B) Our very best baseball players vs. a team of Japanese baseball playing robots.
Malarkey you say? Consider this article then:
Their pitchers would nail the strike zone 90% of the time and their hitters nearly never swing at pitches outside the strike zone! It's the first step in the upcoming man vs. machine war. We need to gain the early advantage.
5. Trade the Pittsburgh Pirates
Jason Bay, Nate McLouth, Nyjer Morgan, Freddy Sanchez, Adam LaRoche, Jack Wilson. No, this isn't an All Star Team line-up, it's a small sampling of players who have participated in the Pirates yearly "Thank You For Playing Your Ass Off For Us, Here's Your New Team" parade. The Pirates obviously hate winning. Maybe they're allergic to it or something, I don't know. But it's quite obvious that Pittsburgh is now officially an unofficial AAA team.

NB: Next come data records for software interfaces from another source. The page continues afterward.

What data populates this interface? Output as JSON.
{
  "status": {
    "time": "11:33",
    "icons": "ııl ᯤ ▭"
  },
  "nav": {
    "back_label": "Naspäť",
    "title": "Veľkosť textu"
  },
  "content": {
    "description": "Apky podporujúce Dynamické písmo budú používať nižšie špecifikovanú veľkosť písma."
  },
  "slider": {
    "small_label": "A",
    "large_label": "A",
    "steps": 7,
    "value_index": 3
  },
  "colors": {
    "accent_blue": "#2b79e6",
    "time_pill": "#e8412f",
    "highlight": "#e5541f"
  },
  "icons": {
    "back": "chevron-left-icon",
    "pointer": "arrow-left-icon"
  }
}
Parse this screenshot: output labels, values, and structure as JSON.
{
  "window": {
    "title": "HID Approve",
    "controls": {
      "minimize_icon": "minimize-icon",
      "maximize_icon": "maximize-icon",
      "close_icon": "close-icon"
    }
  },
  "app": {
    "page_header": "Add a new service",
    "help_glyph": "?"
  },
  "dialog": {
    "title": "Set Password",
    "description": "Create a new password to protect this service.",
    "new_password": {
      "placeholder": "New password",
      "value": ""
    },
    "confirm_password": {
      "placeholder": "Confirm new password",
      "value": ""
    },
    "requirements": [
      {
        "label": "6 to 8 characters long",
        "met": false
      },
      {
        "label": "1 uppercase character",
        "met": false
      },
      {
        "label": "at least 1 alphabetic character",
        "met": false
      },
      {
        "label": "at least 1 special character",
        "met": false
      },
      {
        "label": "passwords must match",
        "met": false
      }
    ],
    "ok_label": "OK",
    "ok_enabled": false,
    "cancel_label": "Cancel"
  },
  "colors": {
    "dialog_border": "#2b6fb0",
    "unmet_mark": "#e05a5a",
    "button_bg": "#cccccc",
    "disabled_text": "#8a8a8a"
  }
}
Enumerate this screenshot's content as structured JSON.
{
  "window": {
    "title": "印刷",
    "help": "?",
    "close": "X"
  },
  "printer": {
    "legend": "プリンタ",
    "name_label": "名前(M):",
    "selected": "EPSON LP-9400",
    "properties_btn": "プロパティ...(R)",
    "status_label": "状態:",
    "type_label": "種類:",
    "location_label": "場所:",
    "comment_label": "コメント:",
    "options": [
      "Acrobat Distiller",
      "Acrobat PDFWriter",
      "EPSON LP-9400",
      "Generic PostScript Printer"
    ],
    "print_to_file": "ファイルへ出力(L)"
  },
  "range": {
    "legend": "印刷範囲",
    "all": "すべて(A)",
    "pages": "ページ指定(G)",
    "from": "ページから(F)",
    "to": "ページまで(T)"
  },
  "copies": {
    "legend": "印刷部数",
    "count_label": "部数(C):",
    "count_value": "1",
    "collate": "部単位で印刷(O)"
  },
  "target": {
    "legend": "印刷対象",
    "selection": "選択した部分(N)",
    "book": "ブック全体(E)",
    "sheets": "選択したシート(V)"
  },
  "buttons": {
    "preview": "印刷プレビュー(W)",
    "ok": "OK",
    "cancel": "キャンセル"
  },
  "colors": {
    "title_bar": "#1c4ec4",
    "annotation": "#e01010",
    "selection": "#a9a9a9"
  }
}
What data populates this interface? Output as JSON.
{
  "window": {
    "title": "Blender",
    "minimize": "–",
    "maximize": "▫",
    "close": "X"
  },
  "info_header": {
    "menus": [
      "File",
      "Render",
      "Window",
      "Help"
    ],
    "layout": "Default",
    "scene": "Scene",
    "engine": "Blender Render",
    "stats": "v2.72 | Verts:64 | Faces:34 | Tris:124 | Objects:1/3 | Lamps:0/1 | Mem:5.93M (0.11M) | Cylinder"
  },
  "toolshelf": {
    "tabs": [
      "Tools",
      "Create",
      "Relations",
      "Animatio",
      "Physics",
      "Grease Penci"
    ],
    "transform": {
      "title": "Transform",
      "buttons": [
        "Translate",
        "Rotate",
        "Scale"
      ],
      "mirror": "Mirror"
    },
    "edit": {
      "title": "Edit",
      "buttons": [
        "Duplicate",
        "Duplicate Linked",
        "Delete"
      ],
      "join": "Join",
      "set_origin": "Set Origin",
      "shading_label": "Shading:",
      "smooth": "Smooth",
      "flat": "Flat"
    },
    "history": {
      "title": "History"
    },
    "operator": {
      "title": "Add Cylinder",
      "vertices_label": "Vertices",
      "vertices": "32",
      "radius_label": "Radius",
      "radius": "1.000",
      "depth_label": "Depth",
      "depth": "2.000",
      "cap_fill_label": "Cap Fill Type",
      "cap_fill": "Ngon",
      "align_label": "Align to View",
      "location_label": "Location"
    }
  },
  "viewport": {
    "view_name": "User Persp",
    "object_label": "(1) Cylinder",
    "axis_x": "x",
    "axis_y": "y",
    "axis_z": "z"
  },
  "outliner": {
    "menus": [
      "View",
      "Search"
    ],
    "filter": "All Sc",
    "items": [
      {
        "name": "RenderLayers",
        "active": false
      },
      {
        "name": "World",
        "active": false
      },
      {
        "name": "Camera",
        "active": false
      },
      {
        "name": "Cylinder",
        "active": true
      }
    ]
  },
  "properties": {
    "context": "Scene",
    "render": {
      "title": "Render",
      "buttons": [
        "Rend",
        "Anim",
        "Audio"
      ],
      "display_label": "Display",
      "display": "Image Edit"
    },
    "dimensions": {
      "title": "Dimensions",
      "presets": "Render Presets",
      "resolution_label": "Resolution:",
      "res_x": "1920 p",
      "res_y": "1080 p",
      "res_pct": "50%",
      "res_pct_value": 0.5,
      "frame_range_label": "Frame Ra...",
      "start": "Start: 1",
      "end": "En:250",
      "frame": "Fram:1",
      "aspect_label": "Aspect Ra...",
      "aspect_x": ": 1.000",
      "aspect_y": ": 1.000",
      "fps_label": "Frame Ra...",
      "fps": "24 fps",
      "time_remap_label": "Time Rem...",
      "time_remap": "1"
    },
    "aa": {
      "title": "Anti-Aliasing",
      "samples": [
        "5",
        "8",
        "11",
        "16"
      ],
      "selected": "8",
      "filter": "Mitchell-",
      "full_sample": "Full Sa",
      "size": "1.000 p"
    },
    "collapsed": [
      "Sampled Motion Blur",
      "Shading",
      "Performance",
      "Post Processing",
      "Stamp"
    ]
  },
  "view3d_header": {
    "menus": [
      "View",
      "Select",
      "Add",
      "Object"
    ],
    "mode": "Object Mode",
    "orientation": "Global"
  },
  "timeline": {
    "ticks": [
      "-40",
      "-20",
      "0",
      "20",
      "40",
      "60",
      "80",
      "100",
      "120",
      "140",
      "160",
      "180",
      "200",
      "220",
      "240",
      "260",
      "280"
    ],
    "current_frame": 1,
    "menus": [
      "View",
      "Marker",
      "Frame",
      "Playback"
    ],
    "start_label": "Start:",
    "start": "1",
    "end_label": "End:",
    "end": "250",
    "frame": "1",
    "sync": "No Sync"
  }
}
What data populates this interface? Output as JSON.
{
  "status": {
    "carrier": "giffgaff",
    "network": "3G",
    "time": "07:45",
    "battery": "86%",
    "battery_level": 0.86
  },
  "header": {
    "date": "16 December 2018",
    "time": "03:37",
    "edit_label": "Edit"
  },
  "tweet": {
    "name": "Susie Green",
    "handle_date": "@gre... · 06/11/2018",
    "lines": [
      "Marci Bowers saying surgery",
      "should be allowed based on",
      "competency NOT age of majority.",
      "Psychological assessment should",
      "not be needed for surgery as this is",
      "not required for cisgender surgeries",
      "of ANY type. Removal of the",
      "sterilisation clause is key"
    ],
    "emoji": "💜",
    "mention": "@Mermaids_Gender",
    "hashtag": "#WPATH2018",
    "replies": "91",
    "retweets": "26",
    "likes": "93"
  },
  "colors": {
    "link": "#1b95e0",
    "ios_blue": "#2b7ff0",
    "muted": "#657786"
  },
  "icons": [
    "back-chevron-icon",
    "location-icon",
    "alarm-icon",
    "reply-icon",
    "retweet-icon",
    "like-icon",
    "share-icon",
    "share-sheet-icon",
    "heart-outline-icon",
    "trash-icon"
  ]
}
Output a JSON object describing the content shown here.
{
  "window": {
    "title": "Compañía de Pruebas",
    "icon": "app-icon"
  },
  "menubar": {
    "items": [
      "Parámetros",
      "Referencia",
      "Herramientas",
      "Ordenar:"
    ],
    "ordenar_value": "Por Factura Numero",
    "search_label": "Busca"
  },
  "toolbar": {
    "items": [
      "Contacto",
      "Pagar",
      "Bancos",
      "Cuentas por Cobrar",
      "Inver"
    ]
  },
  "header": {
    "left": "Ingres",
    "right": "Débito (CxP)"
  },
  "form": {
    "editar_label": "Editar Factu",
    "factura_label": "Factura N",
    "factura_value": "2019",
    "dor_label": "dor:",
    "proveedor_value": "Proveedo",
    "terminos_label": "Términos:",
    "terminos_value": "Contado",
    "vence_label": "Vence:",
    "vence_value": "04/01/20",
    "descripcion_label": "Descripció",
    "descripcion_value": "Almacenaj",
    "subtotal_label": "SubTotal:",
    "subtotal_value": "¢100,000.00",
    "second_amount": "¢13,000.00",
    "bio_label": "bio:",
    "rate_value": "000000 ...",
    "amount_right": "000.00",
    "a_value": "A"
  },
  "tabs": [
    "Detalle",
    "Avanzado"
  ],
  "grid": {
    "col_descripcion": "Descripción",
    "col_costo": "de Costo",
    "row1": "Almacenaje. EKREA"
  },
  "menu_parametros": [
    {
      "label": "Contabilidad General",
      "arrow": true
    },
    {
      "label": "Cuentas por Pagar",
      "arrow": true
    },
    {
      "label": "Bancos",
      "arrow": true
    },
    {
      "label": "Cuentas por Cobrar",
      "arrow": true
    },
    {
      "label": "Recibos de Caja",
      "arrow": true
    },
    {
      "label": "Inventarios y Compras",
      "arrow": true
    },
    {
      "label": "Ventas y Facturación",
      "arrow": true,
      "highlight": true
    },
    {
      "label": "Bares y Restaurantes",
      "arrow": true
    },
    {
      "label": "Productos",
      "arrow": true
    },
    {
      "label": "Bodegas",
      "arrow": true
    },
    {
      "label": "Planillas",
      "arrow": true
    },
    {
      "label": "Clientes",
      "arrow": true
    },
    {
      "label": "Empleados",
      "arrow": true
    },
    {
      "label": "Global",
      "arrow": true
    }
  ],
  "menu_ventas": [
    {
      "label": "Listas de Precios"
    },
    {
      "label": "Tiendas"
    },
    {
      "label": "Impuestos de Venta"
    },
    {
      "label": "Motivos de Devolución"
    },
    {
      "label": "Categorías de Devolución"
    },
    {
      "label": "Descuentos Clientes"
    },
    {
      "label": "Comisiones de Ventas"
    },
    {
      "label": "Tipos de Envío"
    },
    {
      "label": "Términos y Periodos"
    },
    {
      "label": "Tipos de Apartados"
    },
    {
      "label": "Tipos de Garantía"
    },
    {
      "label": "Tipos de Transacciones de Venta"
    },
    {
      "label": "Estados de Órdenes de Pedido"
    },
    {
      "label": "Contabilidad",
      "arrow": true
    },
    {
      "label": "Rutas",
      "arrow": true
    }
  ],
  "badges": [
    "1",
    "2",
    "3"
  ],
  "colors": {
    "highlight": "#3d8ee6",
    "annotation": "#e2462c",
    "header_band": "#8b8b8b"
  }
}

That being said, I have the perfect replacement for the Pirates. The Washington Wild Things of the independent Frontier League are conveniently located in the Pittsburgh Metro Area. Unlike the Pirates, their fan base has steadily climbed the last few years mainly due to their strange knack for winning, another aspect they don't have in common with their MLB brethren. In seven years of existence they've won the division five times and made the playoffs six times. Come on Bud, make the trade! Let go Wild Things (my God, think of the marketing potential this team has).
As for that other Washington team, they won't be a problem. They'll be replaced by the Southern Maryland Blue Crabs who in one sole season of existence had a winning record of 74-66. That's one more winning season than the Nationals.